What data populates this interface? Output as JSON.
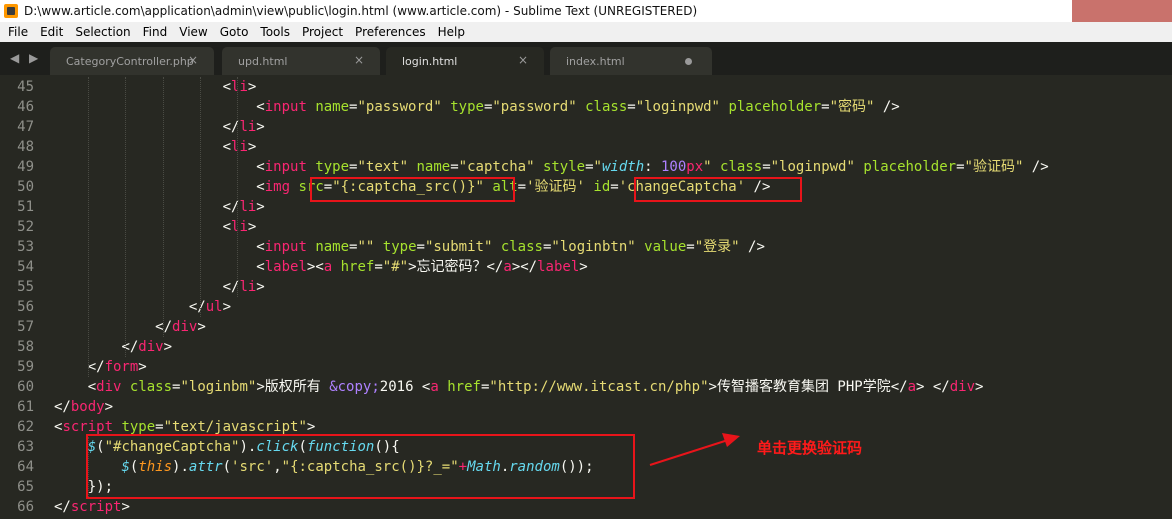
{
  "window": {
    "title": "D:\\www.article.com\\application\\admin\\view\\public\\login.html (www.article.com) - Sublime Text (UNREGISTERED)"
  },
  "menu": [
    "File",
    "Edit",
    "Selection",
    "Find",
    "View",
    "Goto",
    "Tools",
    "Project",
    "Preferences",
    "Help"
  ],
  "tabs": [
    {
      "label": "CategoryController.php",
      "close": "×"
    },
    {
      "label": "upd.html",
      "close": "×"
    },
    {
      "label": "login.html",
      "close": "×"
    },
    {
      "label": "index.html"
    }
  ],
  "nav_arrows": "◀ ▶",
  "colors": {
    "background": "#272822",
    "tag": "#f92672",
    "attribute": "#a6e22e",
    "string": "#e6db74",
    "annotation": "#ff1a1a"
  },
  "code_lines": [
    {
      "n": "45",
      "indent": "                    ",
      "tokens": [
        {
          "t": "<",
          "c": "pn"
        },
        {
          "t": "li",
          "c": "tag"
        },
        {
          "t": ">",
          "c": "pn"
        }
      ]
    },
    {
      "n": "46",
      "indent": "                        ",
      "tokens": [
        {
          "t": "<",
          "c": "pn"
        },
        {
          "t": "input",
          "c": "tag"
        },
        {
          "t": " ",
          "c": "pn"
        },
        {
          "t": "name",
          "c": "attr"
        },
        {
          "t": "=",
          "c": "pn"
        },
        {
          "t": "\"password\"",
          "c": "str"
        },
        {
          "t": " ",
          "c": "pn"
        },
        {
          "t": "type",
          "c": "attr"
        },
        {
          "t": "=",
          "c": "pn"
        },
        {
          "t": "\"password\"",
          "c": "str"
        },
        {
          "t": " ",
          "c": "pn"
        },
        {
          "t": "class",
          "c": "attr"
        },
        {
          "t": "=",
          "c": "pn"
        },
        {
          "t": "\"loginpwd\"",
          "c": "str"
        },
        {
          "t": " ",
          "c": "pn"
        },
        {
          "t": "placeholder",
          "c": "attr"
        },
        {
          "t": "=",
          "c": "pn"
        },
        {
          "t": "\"密码\"",
          "c": "str"
        },
        {
          "t": " />",
          "c": "pn"
        }
      ]
    },
    {
      "n": "47",
      "indent": "                    ",
      "tokens": [
        {
          "t": "</",
          "c": "pn"
        },
        {
          "t": "li",
          "c": "tag"
        },
        {
          "t": ">",
          "c": "pn"
        }
      ]
    },
    {
      "n": "48",
      "indent": "                    ",
      "tokens": [
        {
          "t": "<",
          "c": "pn"
        },
        {
          "t": "li",
          "c": "tag"
        },
        {
          "t": ">",
          "c": "pn"
        }
      ]
    },
    {
      "n": "49",
      "indent": "                        ",
      "tokens": [
        {
          "t": "<",
          "c": "pn"
        },
        {
          "t": "input",
          "c": "tag"
        },
        {
          "t": " ",
          "c": "pn"
        },
        {
          "t": "type",
          "c": "attr"
        },
        {
          "t": "=",
          "c": "pn"
        },
        {
          "t": "\"text\"",
          "c": "str"
        },
        {
          "t": " ",
          "c": "pn"
        },
        {
          "t": "name",
          "c": "attr"
        },
        {
          "t": "=",
          "c": "pn"
        },
        {
          "t": "\"captcha\"",
          "c": "str"
        },
        {
          "t": " ",
          "c": "pn"
        },
        {
          "t": "style",
          "c": "attr"
        },
        {
          "t": "=",
          "c": "pn"
        },
        {
          "t": "\"",
          "c": "str"
        },
        {
          "t": "width",
          "c": "prop"
        },
        {
          "t": ": ",
          "c": "pn"
        },
        {
          "t": "100",
          "c": "num"
        },
        {
          "t": "px",
          "c": "tag"
        },
        {
          "t": "\"",
          "c": "str"
        },
        {
          "t": " ",
          "c": "pn"
        },
        {
          "t": "class",
          "c": "attr"
        },
        {
          "t": "=",
          "c": "pn"
        },
        {
          "t": "\"loginpwd\"",
          "c": "str"
        },
        {
          "t": " ",
          "c": "pn"
        },
        {
          "t": "placeholder",
          "c": "attr"
        },
        {
          "t": "=",
          "c": "pn"
        },
        {
          "t": "\"验证码\"",
          "c": "str"
        },
        {
          "t": " />",
          "c": "pn"
        }
      ]
    },
    {
      "n": "50",
      "indent": "                        ",
      "tokens": [
        {
          "t": "<",
          "c": "pn"
        },
        {
          "t": "img",
          "c": "tag"
        },
        {
          "t": " ",
          "c": "pn"
        },
        {
          "t": "src",
          "c": "attr"
        },
        {
          "t": "=",
          "c": "pn"
        },
        {
          "t": "\"{:captcha_src()}\"",
          "c": "str"
        },
        {
          "t": " ",
          "c": "pn"
        },
        {
          "t": "alt",
          "c": "attr"
        },
        {
          "t": "=",
          "c": "pn"
        },
        {
          "t": "'验证码'",
          "c": "str"
        },
        {
          "t": " ",
          "c": "pn"
        },
        {
          "t": "id",
          "c": "attr"
        },
        {
          "t": "=",
          "c": "pn"
        },
        {
          "t": "'changeCaptcha'",
          "c": "str"
        },
        {
          "t": " />",
          "c": "pn"
        }
      ]
    },
    {
      "n": "51",
      "indent": "                    ",
      "tokens": [
        {
          "t": "</",
          "c": "pn"
        },
        {
          "t": "li",
          "c": "tag"
        },
        {
          "t": ">",
          "c": "pn"
        }
      ]
    },
    {
      "n": "52",
      "indent": "                    ",
      "tokens": [
        {
          "t": "<",
          "c": "pn"
        },
        {
          "t": "li",
          "c": "tag"
        },
        {
          "t": ">",
          "c": "pn"
        }
      ]
    },
    {
      "n": "53",
      "indent": "                        ",
      "tokens": [
        {
          "t": "<",
          "c": "pn"
        },
        {
          "t": "input",
          "c": "tag"
        },
        {
          "t": " ",
          "c": "pn"
        },
        {
          "t": "name",
          "c": "attr"
        },
        {
          "t": "=",
          "c": "pn"
        },
        {
          "t": "\"\"",
          "c": "str"
        },
        {
          "t": " ",
          "c": "pn"
        },
        {
          "t": "type",
          "c": "attr"
        },
        {
          "t": "=",
          "c": "pn"
        },
        {
          "t": "\"submit\"",
          "c": "str"
        },
        {
          "t": " ",
          "c": "pn"
        },
        {
          "t": "class",
          "c": "attr"
        },
        {
          "t": "=",
          "c": "pn"
        },
        {
          "t": "\"loginbtn\"",
          "c": "str"
        },
        {
          "t": " ",
          "c": "pn"
        },
        {
          "t": "value",
          "c": "attr"
        },
        {
          "t": "=",
          "c": "pn"
        },
        {
          "t": "\"登录\"",
          "c": "str"
        },
        {
          "t": " />",
          "c": "pn"
        }
      ]
    },
    {
      "n": "54",
      "indent": "                        ",
      "tokens": [
        {
          "t": "<",
          "c": "pn"
        },
        {
          "t": "label",
          "c": "tag"
        },
        {
          "t": "><",
          "c": "pn"
        },
        {
          "t": "a",
          "c": "tag"
        },
        {
          "t": " ",
          "c": "pn"
        },
        {
          "t": "href",
          "c": "attr"
        },
        {
          "t": "=",
          "c": "pn"
        },
        {
          "t": "\"#\"",
          "c": "str"
        },
        {
          "t": ">忘记密码？</",
          "c": "pn"
        },
        {
          "t": "a",
          "c": "tag"
        },
        {
          "t": "></",
          "c": "pn"
        },
        {
          "t": "label",
          "c": "tag"
        },
        {
          "t": ">",
          "c": "pn"
        }
      ]
    },
    {
      "n": "55",
      "indent": "                    ",
      "tokens": [
        {
          "t": "</",
          "c": "pn"
        },
        {
          "t": "li",
          "c": "tag"
        },
        {
          "t": ">",
          "c": "pn"
        }
      ]
    },
    {
      "n": "56",
      "indent": "                ",
      "tokens": [
        {
          "t": "</",
          "c": "pn"
        },
        {
          "t": "ul",
          "c": "tag"
        },
        {
          "t": ">",
          "c": "pn"
        }
      ]
    },
    {
      "n": "57",
      "indent": "            ",
      "tokens": [
        {
          "t": "</",
          "c": "pn"
        },
        {
          "t": "div",
          "c": "tag"
        },
        {
          "t": ">",
          "c": "pn"
        }
      ]
    },
    {
      "n": "58",
      "indent": "        ",
      "tokens": [
        {
          "t": "</",
          "c": "pn"
        },
        {
          "t": "div",
          "c": "tag"
        },
        {
          "t": ">",
          "c": "pn"
        }
      ]
    },
    {
      "n": "59",
      "indent": "    ",
      "tokens": [
        {
          "t": "</",
          "c": "pn"
        },
        {
          "t": "form",
          "c": "tag"
        },
        {
          "t": ">",
          "c": "pn"
        }
      ]
    },
    {
      "n": "60",
      "indent": "    ",
      "tokens": [
        {
          "t": "<",
          "c": "pn"
        },
        {
          "t": "div",
          "c": "tag"
        },
        {
          "t": " ",
          "c": "pn"
        },
        {
          "t": "class",
          "c": "attr"
        },
        {
          "t": "=",
          "c": "pn"
        },
        {
          "t": "\"loginbm\"",
          "c": "str"
        },
        {
          "t": ">版权所有 ",
          "c": "pn"
        },
        {
          "t": "&copy;",
          "c": "ent"
        },
        {
          "t": "2016 <",
          "c": "pn"
        },
        {
          "t": "a",
          "c": "tag"
        },
        {
          "t": " ",
          "c": "pn"
        },
        {
          "t": "href",
          "c": "attr"
        },
        {
          "t": "=",
          "c": "pn"
        },
        {
          "t": "\"http://www.itcast.cn/php\"",
          "c": "str"
        },
        {
          "t": ">传智播客教育集团 PHP学院</",
          "c": "pn"
        },
        {
          "t": "a",
          "c": "tag"
        },
        {
          "t": "> </",
          "c": "pn"
        },
        {
          "t": "div",
          "c": "tag"
        },
        {
          "t": ">",
          "c": "pn"
        }
      ]
    },
    {
      "n": "61",
      "indent": "",
      "tokens": [
        {
          "t": "</",
          "c": "pn"
        },
        {
          "t": "body",
          "c": "tag"
        },
        {
          "t": ">",
          "c": "pn"
        }
      ]
    },
    {
      "n": "62",
      "indent": "",
      "tokens": [
        {
          "t": "<",
          "c": "pn"
        },
        {
          "t": "script",
          "c": "tag"
        },
        {
          "t": " ",
          "c": "pn"
        },
        {
          "t": "type",
          "c": "attr"
        },
        {
          "t": "=",
          "c": "pn"
        },
        {
          "t": "\"text/javascript\"",
          "c": "str"
        },
        {
          "t": ">",
          "c": "pn"
        }
      ]
    },
    {
      "n": "63",
      "indent": "    ",
      "tokens": [
        {
          "t": "$",
          "c": "fn"
        },
        {
          "t": "(",
          "c": "pn"
        },
        {
          "t": "\"#changeCaptcha\"",
          "c": "str"
        },
        {
          "t": ").",
          "c": "pn"
        },
        {
          "t": "click",
          "c": "fn"
        },
        {
          "t": "(",
          "c": "pn"
        },
        {
          "t": "function",
          "c": "fn"
        },
        {
          "t": "(){",
          "c": "pn"
        }
      ]
    },
    {
      "n": "64",
      "indent": "        ",
      "tokens": [
        {
          "t": "$",
          "c": "fn"
        },
        {
          "t": "(",
          "c": "pn"
        },
        {
          "t": "this",
          "c": "kw"
        },
        {
          "t": ").",
          "c": "pn"
        },
        {
          "t": "attr",
          "c": "fn"
        },
        {
          "t": "(",
          "c": "pn"
        },
        {
          "t": "'src'",
          "c": "str"
        },
        {
          "t": ",",
          "c": "pn"
        },
        {
          "t": "\"{:captcha_src()}?_=\"",
          "c": "str"
        },
        {
          "t": "+",
          "c": "op"
        },
        {
          "t": "Math",
          "c": "fn"
        },
        {
          "t": ".",
          "c": "pn"
        },
        {
          "t": "random",
          "c": "fn"
        },
        {
          "t": "());",
          "c": "pn"
        }
      ]
    },
    {
      "n": "65",
      "indent": "    ",
      "tokens": [
        {
          "t": "});",
          "c": "pn"
        }
      ]
    },
    {
      "n": "66",
      "indent": "",
      "tokens": [
        {
          "t": "</",
          "c": "pn"
        },
        {
          "t": "script",
          "c": "tag"
        },
        {
          "t": ">",
          "c": "pn"
        }
      ]
    }
  ],
  "annotation": {
    "text": "单击更换验证码"
  }
}
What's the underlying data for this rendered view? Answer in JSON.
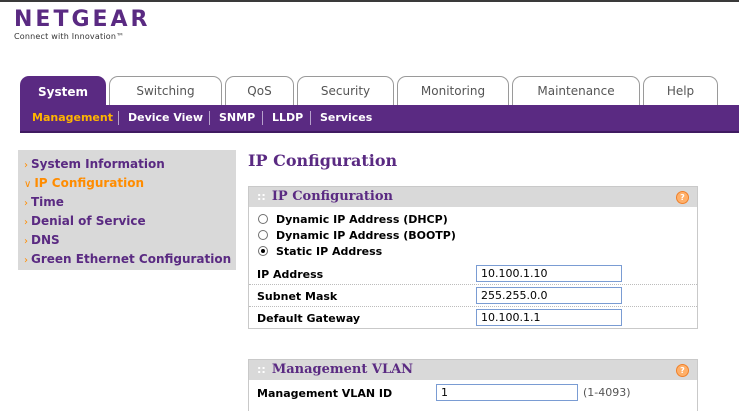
{
  "brand": {
    "name": "NETGEAR",
    "tagline": "Connect with Innovation™"
  },
  "main_tabs": [
    {
      "label": "System",
      "active": true
    },
    {
      "label": "Switching",
      "active": false
    },
    {
      "label": "QoS",
      "active": false
    },
    {
      "label": "Security",
      "active": false
    },
    {
      "label": "Monitoring",
      "active": false
    },
    {
      "label": "Maintenance",
      "active": false
    },
    {
      "label": "Help",
      "active": false
    }
  ],
  "sub_nav": [
    {
      "label": "Management",
      "active": true
    },
    {
      "label": "Device View",
      "active": false
    },
    {
      "label": "SNMP",
      "active": false
    },
    {
      "label": "LLDP",
      "active": false
    },
    {
      "label": "Services",
      "active": false
    }
  ],
  "left_nav": [
    {
      "label": "System Information",
      "active": false
    },
    {
      "label": "IP Configuration",
      "active": true
    },
    {
      "label": "Time",
      "active": false
    },
    {
      "label": "Denial of Service",
      "active": false
    },
    {
      "label": "DNS",
      "active": false
    },
    {
      "label": "Green Ethernet Configuration",
      "active": false
    }
  ],
  "page_title": "IP Configuration",
  "ip_panel": {
    "title": "IP Configuration",
    "radios": [
      {
        "label": "Dynamic IP Address (DHCP)",
        "checked": false
      },
      {
        "label": "Dynamic IP Address (BOOTP)",
        "checked": false
      },
      {
        "label": "Static IP Address",
        "checked": true
      }
    ],
    "fields": [
      {
        "label": "IP Address",
        "value": "10.100.1.10"
      },
      {
        "label": "Subnet Mask",
        "value": "255.255.0.0"
      },
      {
        "label": "Default Gateway",
        "value": "10.100.1.1"
      }
    ]
  },
  "vlan_panel": {
    "title": "Management VLAN",
    "field_label": "Management VLAN ID",
    "field_value": "1",
    "range_hint": "(1-4093)"
  },
  "icons": {
    "help": "help-icon",
    "arrow": "arrow-icon"
  },
  "colors": {
    "brand_purple": "#5a2a82",
    "active_orange": "#ff8c00"
  }
}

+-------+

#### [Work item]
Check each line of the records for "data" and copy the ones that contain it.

#### [Solution]
What data populates this interface? Output as JSON.
What's the underlying data for this rendered view? Answer in JSON.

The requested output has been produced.